Items from a data source
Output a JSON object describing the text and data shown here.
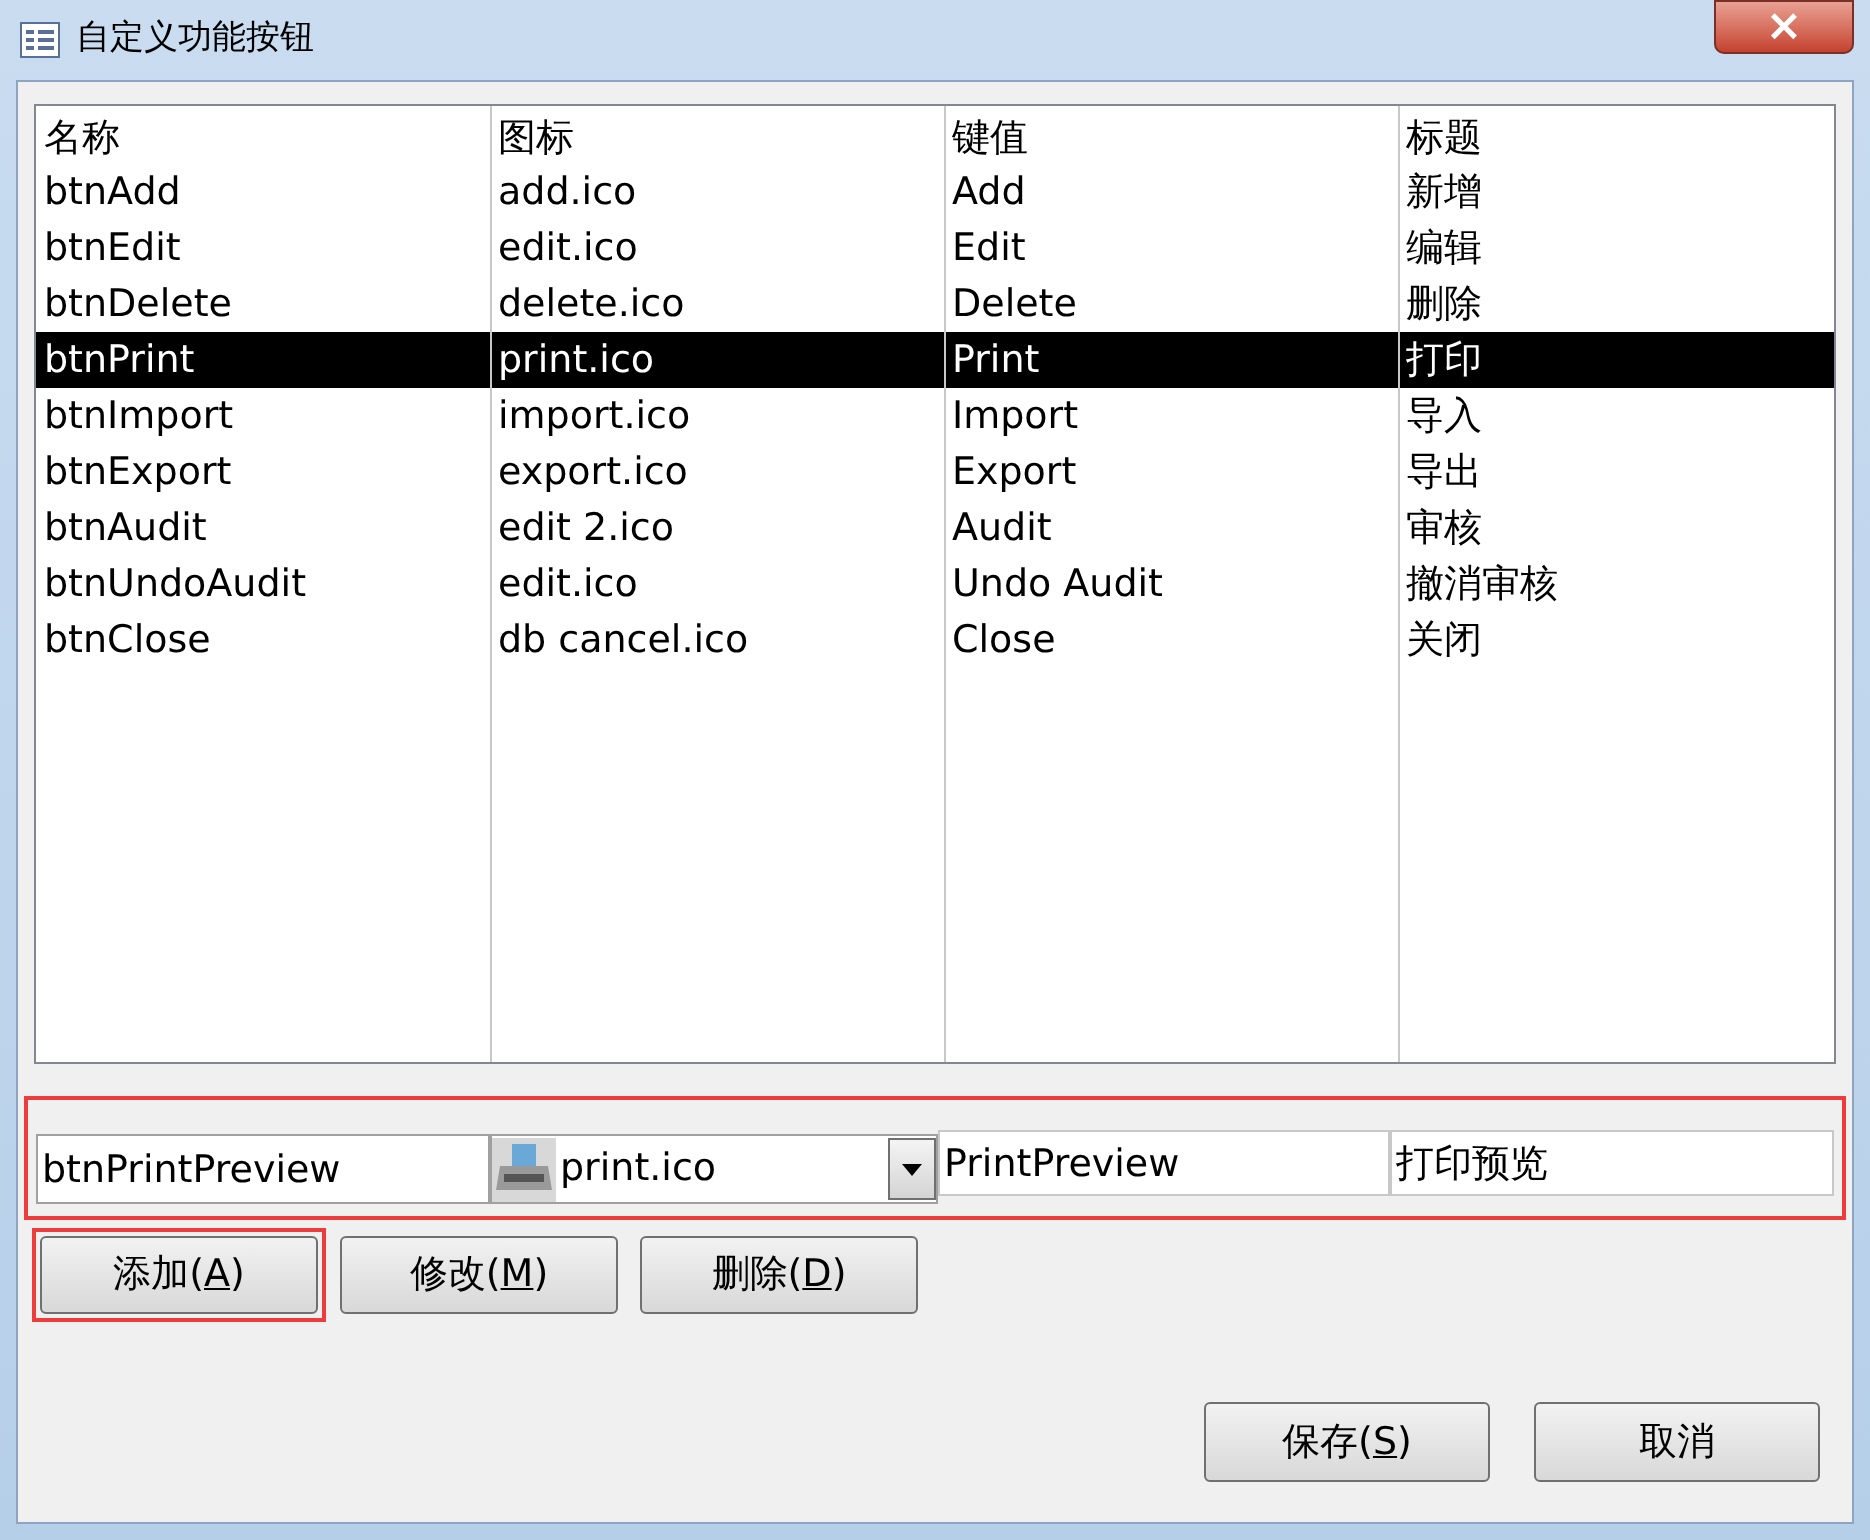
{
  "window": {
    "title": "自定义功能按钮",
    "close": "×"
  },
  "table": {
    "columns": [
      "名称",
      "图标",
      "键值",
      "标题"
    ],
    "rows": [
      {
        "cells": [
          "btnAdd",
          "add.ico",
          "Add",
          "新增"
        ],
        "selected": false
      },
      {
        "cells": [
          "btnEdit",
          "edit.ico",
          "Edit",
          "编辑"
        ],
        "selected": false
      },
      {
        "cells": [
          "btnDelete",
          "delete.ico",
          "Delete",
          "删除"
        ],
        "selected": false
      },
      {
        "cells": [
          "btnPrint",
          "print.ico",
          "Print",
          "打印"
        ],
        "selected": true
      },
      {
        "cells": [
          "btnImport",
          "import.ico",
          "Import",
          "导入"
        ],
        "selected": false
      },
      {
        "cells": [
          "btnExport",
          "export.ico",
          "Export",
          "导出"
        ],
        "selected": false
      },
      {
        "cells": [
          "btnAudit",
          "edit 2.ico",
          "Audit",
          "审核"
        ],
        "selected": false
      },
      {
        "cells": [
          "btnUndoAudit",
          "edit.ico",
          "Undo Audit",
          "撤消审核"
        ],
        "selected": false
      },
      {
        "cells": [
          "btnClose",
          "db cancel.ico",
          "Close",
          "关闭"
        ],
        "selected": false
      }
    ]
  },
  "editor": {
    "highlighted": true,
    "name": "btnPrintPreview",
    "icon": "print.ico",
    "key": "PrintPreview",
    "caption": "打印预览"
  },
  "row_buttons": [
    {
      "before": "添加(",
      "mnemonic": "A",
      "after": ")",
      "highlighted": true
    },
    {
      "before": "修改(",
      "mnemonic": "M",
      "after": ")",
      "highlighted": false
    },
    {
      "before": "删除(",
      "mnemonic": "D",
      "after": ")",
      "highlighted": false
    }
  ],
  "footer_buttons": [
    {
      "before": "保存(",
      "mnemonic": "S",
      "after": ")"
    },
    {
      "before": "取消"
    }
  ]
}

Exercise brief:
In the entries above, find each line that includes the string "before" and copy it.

Task output:
      "before": "添加(",
      "before": "修改(",
      "before": "删除(",
      "before": "保存(",
      "before": "取消"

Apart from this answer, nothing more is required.